« on: July 06, 2004, 03:12:19 AM »
Thanks Delta Law,
I spoke with the Dir of Admissions and sat in on a class. The instructor was Meg Penrose and she was great. If you get to choose any classes take her. You could tell she loves teaching. She also worked in Texas. I'm from CA and applying to all the UC's and you're right their out-of-state tuition is less than UC's in-state. My only reservations were that the students didn't seem very helpful when I asked a few questions after the class was over and that the student body isn't very diverse. Hope you don't mind if I email you in Sept to see how you like it there or you could send me an email. Good luck.
« on: July 06, 2004, 02:13:10 AM »
I visited OU ls. Actually, it's the only ls I've visited, because I was out that way this past April.
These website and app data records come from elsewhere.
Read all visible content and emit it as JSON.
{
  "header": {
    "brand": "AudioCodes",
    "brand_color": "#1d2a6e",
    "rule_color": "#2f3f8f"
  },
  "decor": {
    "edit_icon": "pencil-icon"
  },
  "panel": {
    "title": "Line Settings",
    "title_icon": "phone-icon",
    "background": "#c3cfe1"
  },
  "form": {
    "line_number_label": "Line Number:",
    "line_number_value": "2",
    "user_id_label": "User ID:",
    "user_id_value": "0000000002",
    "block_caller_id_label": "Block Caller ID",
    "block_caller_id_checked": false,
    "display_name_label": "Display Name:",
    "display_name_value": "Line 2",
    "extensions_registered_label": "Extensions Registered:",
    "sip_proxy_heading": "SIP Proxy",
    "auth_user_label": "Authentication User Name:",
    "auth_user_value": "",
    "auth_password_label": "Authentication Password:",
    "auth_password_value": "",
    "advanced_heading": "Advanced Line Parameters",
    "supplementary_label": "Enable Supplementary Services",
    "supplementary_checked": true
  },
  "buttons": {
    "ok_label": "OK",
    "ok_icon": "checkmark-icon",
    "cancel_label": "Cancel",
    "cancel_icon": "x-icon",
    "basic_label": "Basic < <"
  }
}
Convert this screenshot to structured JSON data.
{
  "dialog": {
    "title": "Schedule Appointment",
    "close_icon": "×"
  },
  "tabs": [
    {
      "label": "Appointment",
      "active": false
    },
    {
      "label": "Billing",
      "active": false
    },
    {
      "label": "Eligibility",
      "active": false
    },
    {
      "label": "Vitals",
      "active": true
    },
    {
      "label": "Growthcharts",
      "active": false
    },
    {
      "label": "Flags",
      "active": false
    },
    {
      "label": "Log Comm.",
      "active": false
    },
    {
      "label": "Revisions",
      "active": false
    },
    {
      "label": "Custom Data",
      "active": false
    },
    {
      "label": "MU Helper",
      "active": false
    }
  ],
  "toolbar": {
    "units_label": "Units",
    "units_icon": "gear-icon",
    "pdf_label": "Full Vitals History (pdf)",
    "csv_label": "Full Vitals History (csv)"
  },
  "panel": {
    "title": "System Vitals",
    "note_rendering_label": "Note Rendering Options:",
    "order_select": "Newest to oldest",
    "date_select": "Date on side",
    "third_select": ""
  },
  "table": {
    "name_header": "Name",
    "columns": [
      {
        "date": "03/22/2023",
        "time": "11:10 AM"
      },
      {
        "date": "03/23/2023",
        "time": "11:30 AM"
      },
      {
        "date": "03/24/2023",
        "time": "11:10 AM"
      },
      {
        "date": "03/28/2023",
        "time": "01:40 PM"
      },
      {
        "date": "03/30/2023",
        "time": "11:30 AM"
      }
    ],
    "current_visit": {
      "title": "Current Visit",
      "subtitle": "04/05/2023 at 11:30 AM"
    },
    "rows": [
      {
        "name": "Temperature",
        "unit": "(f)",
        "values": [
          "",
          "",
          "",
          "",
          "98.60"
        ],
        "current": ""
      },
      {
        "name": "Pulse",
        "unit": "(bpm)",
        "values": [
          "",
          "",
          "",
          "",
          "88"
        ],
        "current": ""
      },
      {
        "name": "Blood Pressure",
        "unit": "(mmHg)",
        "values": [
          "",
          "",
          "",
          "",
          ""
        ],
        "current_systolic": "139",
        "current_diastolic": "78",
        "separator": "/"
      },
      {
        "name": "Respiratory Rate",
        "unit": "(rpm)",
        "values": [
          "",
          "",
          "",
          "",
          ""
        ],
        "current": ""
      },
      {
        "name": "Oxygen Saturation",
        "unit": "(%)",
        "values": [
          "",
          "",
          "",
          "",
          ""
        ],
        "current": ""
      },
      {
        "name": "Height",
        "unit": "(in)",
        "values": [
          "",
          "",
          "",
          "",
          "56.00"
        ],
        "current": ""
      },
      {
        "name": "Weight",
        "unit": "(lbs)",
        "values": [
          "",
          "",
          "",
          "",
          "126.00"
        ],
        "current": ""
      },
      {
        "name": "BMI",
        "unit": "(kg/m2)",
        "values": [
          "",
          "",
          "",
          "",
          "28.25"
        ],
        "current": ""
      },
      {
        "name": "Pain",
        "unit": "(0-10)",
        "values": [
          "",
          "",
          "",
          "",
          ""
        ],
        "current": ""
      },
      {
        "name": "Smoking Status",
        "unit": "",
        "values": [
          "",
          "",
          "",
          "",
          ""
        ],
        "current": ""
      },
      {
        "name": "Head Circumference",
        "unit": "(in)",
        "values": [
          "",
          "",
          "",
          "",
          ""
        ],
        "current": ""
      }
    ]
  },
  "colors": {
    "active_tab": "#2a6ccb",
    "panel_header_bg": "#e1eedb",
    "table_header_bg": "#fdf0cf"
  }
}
If you don't mind me asking, what other schools were on your list and why did you pick OU? Their new library and renovations really make the school look well endowed.
I'm taking the Testmasters course. With RC I think you just have to practice and understand why your answers are wrong. They definitely improve your LG & LR. The course is worth it as long as you do the homework. Good luck.
Since I haven't read any posts on my current dilemma, I thought I'd ask for some advice.
Unlike most of you, I never even thought about going to grad school til this April. Due to a myriad of reasons, my first 2 academic yrs of college took me about 7 actual yrs with intermittent enrollment. While working I took some community college courses to increase productivity at work and just for my own personal interests. I didn't concentrate on grades because they didn't matter to me and I never thought I would go back to earn a Bachelor's. These courses really hurt because I got 2 D's and 1 F. Spring 2003 was my first semester back and I've gotten a 4.0 since. My cum GPA is now 3.47 and rising.
I took the LSAC practice LSAT in the comfort of my own home in May. I got a 154 with about 3 extra minutes added because I didn't turn off the phone ringer. Knowing that the LSAT is going to determine my future for possibly the rest of my life, I borrowed the $1200 I needed for an LSAT prep course. I've already seen a huge improvement and we're only about a third of the way through. Currently, I think I can score about a 158-165, but our next diagnostic isn't til 7/17. After completing the course if I continue to improve, I might be able to score between 168-170, but that's all speculation.
My question is I have no idea how admissions will take my unconventional education and life experiences (which is another story). I want to have all my apps (btwn 10-15) done by Sept. 1 to increase my chances of admittance and so I don't have to deal with them during the semester, BUT as you all know the LSAT isn't til Oct. 2 and the results won't be known til Oct. 25. Should I go ahead and drop the grand on all the apps and spend all that time completing them or should I wait for my LSAT score?
Btw, I'm 37, female, Asian, and applying to all the UC schools (CA, not CO or CT), some midwest schools (maybe I can get in on diversity), and a couple 3rd tier schools.
Sorry this post is so long, thanks for all your input.